Minneapolis Public Schools’ non-profit partner organization has received a $90,000 grant to help get more Minneapolis students to enroll in and graduate college.
AchieveMpls will use the grant to improve its college advising, increase access to financial aid and ensure that students who graduate with college plans actually attend in the fall. Members of the organization’s staff will also travel to Pittsburgh this month to meet with other grant recipients and share strategies.
The Bill & Melinda Gates Foundation is providing the grant to 20 school systems across the country.
“We’re really excited to be meeting with other like-minded districts, to learn from them and figure out what they’re doing,” said Leah Corey, AchieveMpls senior program director.
The grant announcement comes as AchieveMpls continues to work to help more Minneapolis students enroll in college and graduate from it. About 84 percent of white MPS graduates currently enroll in some form of postsecondary education, according to the organization, compared with 70 percent of graduates of color.
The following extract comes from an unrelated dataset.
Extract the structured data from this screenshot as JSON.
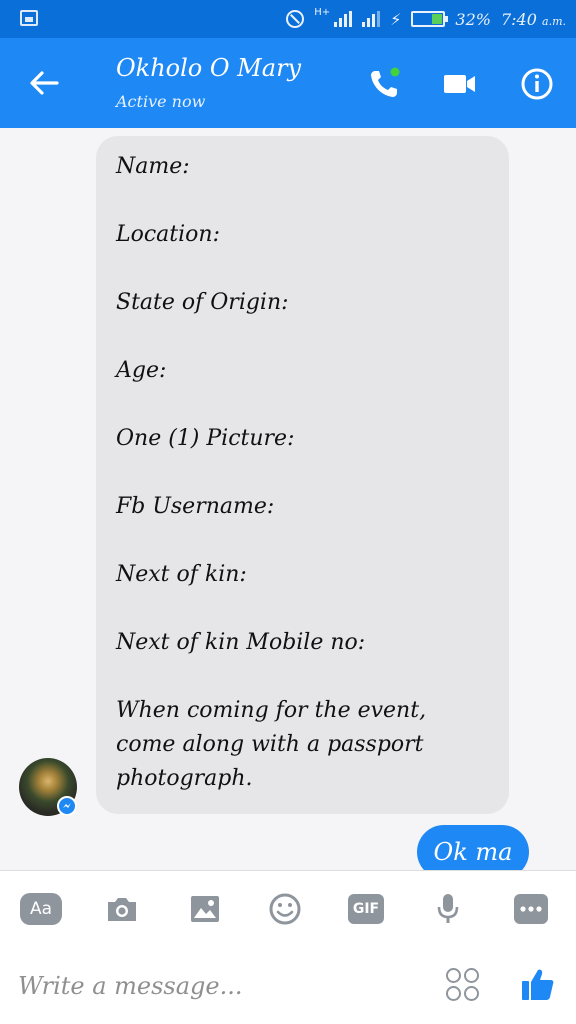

Seventy percent of the district’s low-income students attend postsecondary education, compared with 86 percent of its students who are not low income.
The Bill & Melinda Gates Foundation will partner AchieveMpls with two coaches as part of the grant. One of the coaches will help the organization with college advising, while another will help it better use data to support its advising.
Corey noted, for example, that the organization will look closely at institutions’ graduation rates for students of color and for first-generation college students. It will also develop strategies to ensure students with college plans actually enroll in the fall.
According to the Bill & Melinda Gates Foundation, this “summer melt” affects 10–20 percent of college-intending students each year, with rates higher among those from low-income backgrounds. It also disproportionately affects those who would be the first in their family to attend college, according to the foundation.
An overwhelming majority of students aspire to attend college but that many never do, the foundation noted in its request for proposals. It added that postsecondary advising is particularly important for low-income students and students of color, many of whom are the first in their families to attend college.
Nationwide, just 29 percent of African Americans between the ages of 25 and 34 have either two- or four-year degrees, compared with almost 50 percent of whites, according to the foundation. The foundation says wealthier students are graduating college at increasing rates, while the graduation rate for low-income students has barely budged.
Visit achievempls.org to learn more about the work of AchieveMpls.